Didactic Concept, Schedule and Assignments

The course concept comprises basic readings, online workshops, online group work and an introductory and final on site presence. After a first introductory lecture on site, the subject is treated in three online workshops, that are supplemented by a session on site. Online workshops are held on three evenings with a duration of three hours each.

Introductory lecture on site

The introductory meeting deals with organizational course details, a workshop with some exercises and experiments to point out the relevance of visual design in any process of communication and a short lecture about the different academic and artistic disciplines and their insights about visual perception.

1st Online workshop

This workshop consists of two phases: The first part is held in a seminarial form. The course subject (Basic Laws of Visual Design) is presented in a highly interactive matter, open questions are discussed with the lecturer and among the students. For the second phase students will work on different exercises and experiments to analyse and verify these "Basic Laws" in scenarios correspondent to reality. Group and individual presentations and a concluding discussion finish this session.

2nd Online workshop

The second workshop is based on basic readings of chapter 3 (The Power of Type and Words) and 4 (Pictures and Picture Language). Each chapter is completed by a task which is dealt with in groups or individual. Additional students will form groups and different scenarios are presented to the groups. In a moderated discussion the groups work out a concrete communication aim based on their scenario. Findings are discussed in a concluding plenary session.

3rd Online workshop
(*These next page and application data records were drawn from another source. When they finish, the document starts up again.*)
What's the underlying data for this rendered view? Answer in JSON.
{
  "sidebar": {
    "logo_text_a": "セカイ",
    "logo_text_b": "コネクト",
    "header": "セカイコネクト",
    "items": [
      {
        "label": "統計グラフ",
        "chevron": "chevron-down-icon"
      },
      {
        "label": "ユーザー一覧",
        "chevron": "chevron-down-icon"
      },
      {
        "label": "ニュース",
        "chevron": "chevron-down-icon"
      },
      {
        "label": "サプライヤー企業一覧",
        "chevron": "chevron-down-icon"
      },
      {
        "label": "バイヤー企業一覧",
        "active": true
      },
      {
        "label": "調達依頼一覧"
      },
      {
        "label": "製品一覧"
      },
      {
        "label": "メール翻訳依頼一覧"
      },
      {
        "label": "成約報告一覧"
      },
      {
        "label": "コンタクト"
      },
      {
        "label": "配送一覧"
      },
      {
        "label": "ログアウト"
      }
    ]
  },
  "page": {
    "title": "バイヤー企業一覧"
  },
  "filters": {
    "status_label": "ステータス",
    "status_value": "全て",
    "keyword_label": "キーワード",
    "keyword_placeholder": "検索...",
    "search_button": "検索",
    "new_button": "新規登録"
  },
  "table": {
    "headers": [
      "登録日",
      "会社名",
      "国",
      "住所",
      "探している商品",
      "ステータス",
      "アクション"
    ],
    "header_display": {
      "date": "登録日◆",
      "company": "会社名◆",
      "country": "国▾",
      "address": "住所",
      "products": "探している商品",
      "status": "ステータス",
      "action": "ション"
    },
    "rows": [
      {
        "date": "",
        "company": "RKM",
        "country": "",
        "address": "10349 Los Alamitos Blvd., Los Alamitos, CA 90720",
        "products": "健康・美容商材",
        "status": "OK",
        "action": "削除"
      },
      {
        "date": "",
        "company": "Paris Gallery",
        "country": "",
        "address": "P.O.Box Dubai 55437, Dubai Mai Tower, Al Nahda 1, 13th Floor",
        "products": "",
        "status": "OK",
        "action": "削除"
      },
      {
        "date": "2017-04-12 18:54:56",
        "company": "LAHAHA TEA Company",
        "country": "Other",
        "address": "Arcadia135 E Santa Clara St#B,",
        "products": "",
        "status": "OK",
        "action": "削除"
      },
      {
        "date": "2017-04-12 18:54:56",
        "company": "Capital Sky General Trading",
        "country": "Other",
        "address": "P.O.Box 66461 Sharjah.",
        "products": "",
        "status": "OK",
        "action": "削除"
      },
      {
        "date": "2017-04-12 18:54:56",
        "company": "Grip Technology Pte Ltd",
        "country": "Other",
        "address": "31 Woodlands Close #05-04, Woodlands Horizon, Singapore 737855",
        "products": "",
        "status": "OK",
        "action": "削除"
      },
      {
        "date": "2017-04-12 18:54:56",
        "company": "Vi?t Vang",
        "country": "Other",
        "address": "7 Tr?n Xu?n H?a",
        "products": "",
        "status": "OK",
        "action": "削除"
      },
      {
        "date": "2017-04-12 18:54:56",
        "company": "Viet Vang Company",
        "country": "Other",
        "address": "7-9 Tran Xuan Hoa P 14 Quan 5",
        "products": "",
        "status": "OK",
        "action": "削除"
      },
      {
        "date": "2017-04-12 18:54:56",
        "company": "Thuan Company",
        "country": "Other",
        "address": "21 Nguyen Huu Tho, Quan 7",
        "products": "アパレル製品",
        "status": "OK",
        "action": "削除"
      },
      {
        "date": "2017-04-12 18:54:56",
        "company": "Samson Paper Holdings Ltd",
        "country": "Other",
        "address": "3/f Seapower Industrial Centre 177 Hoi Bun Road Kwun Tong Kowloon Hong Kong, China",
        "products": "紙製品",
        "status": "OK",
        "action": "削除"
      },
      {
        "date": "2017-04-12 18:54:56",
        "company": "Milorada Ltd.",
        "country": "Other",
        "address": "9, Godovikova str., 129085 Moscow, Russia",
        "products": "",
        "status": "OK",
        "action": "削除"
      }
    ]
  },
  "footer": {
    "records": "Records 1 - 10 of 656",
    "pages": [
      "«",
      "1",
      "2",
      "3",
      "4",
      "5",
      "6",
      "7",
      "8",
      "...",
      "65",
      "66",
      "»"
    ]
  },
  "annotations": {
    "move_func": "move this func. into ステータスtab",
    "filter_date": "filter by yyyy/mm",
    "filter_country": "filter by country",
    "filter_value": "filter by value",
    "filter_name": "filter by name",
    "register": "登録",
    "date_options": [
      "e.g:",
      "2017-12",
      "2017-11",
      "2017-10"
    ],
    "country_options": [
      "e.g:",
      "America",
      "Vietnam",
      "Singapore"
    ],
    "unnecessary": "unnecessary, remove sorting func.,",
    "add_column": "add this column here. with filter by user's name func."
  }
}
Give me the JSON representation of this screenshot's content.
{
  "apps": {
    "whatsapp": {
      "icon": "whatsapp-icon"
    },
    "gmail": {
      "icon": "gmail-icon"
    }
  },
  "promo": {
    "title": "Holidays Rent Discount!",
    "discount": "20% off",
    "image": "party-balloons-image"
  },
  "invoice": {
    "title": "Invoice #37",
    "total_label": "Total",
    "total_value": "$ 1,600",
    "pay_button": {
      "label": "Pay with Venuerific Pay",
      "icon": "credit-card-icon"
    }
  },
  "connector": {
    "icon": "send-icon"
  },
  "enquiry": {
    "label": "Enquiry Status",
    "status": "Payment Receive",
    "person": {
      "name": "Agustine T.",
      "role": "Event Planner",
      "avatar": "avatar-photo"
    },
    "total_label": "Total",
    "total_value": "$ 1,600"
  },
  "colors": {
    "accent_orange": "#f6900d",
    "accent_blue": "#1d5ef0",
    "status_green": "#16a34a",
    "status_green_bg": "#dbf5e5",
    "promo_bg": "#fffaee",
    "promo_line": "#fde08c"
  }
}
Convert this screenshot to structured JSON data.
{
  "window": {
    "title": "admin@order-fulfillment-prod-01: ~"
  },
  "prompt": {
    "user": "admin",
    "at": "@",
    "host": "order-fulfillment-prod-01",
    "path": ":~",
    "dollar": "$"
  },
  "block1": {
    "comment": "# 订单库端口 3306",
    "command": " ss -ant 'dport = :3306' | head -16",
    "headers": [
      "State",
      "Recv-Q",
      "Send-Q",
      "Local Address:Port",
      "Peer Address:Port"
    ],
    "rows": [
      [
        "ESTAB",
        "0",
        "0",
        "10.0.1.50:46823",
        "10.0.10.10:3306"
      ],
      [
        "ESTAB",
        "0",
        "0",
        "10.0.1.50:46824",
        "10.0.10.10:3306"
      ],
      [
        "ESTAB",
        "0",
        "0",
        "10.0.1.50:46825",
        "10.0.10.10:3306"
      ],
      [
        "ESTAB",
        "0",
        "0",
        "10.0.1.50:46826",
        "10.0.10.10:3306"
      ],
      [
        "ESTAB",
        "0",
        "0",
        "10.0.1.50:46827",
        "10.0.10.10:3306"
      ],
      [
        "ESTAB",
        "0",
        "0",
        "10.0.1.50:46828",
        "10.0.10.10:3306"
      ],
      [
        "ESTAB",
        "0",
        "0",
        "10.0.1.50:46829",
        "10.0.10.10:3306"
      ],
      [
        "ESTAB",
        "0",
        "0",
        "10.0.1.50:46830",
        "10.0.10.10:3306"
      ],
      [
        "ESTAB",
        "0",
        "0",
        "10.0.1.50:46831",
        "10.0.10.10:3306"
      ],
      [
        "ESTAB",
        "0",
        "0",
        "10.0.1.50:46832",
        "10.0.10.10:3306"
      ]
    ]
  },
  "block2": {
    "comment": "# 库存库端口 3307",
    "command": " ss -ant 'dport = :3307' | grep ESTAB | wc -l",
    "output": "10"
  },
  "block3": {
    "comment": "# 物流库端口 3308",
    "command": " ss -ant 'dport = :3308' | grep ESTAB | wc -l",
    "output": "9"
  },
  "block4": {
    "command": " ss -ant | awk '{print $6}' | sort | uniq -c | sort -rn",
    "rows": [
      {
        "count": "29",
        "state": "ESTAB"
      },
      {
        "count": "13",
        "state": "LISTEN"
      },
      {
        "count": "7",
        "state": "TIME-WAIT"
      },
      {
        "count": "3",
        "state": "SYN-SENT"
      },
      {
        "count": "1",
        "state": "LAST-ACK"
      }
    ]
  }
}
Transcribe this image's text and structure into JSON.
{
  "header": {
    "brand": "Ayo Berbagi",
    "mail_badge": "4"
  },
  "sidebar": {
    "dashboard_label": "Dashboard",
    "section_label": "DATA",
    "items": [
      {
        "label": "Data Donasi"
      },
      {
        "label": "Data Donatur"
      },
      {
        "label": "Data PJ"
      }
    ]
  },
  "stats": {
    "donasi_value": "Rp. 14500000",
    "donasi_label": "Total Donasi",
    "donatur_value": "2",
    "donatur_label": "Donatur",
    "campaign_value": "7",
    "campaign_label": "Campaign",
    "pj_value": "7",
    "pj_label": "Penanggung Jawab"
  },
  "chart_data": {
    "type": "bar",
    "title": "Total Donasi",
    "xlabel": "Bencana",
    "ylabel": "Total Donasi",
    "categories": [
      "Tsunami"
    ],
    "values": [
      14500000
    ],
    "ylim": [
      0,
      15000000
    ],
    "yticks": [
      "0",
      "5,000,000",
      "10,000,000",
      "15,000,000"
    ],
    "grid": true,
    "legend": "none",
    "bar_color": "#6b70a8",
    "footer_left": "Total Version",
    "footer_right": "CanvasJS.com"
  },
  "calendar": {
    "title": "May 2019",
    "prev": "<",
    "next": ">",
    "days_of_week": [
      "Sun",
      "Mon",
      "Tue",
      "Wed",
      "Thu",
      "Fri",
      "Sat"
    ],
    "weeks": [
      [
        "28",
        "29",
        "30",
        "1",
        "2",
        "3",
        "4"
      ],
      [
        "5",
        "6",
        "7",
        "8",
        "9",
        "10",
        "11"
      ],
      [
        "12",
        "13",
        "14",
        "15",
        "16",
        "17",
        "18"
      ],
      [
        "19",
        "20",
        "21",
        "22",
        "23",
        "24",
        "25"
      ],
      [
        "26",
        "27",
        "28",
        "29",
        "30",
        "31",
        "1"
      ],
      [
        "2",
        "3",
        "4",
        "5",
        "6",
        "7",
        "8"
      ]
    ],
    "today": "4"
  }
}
Main topics of the third workshop are chapter 5 (Visual Seduction) and 6 (Analysing Design). After basic readings on the topics, the participants continue with their work from the 2nd workshop, refine their basic concepts in terms of uniqueness, distinctness to competitors and creativeness. Findings are discussed in a concluding plenary session.

Wrap-up session on site

This on site workshop is dedicated to present the solutions for the final exercises in plenary form, clarify open questions of the students concerning course issues and to summarize the content of the workshops. (90 minutes).

Examination

The final grade is the result from 10 exercises given during the course.
60% from practical exercises during the online-sessions,
40% from the final practical exercises, which will be presented during the final onsite-session.
No written examination.

References

  1. Hoffmann, Donald D.. Visual Intelligence: How We Create What We See. W. W. Norton & Company, 2007. p. 1 - 46. http://www.stoklossa.com/webscience/visual_intelligence.pdf. 
  2. Stoklossa, Uwe. Advertising: New Techniques for Visual Seduction. Thames & Hudson, 2010. p. 200-259. http://www.stoklossa.com/webscience/blicktricks.pdf. 
  3. Hashimoto, Alan and Clayton, Mike. Visual Design Fundamentals: A Digital Approach. Charles River Media, 2009. p. 1 - 52. http://www.stoklossa.com/webscience/design_fundamentals.pdf. 
  4. "gestalt principles". http://www.scholarpedia.org/article/Gestalt_principles. Retrieved 2 November 2010. 
  5. "Slideshow "Gestalt Theory"". http://www.slideshare.net/rogerpitiot/gestalt-theory. Retrieved 3 November 2010. 
  6. "Slideshow "Typographic Essentials Part 1"". http://www.slideshare.net/JenniferJanviere/typography-essentials-part-1. Retrieved 4 November, 2010. 
  7. "Slideshow "Typographic Essentials Part 2"". http://www.slideshare.net/JenniferJanviere/understanding-typography-part-2. Retrieved 4 November, 2010. 
  8. Josephson, Sheree. Visualizing the Web: Evaluating Online Design from a Visual Communication Perspective: 1. Peter Lang Pub Inc, 2010. p. 1 - 21, 123 - 140, 165 - 182. http://www.stoklossa.com/webscience/visualizing_the_web.pdf. 

Past Course Pages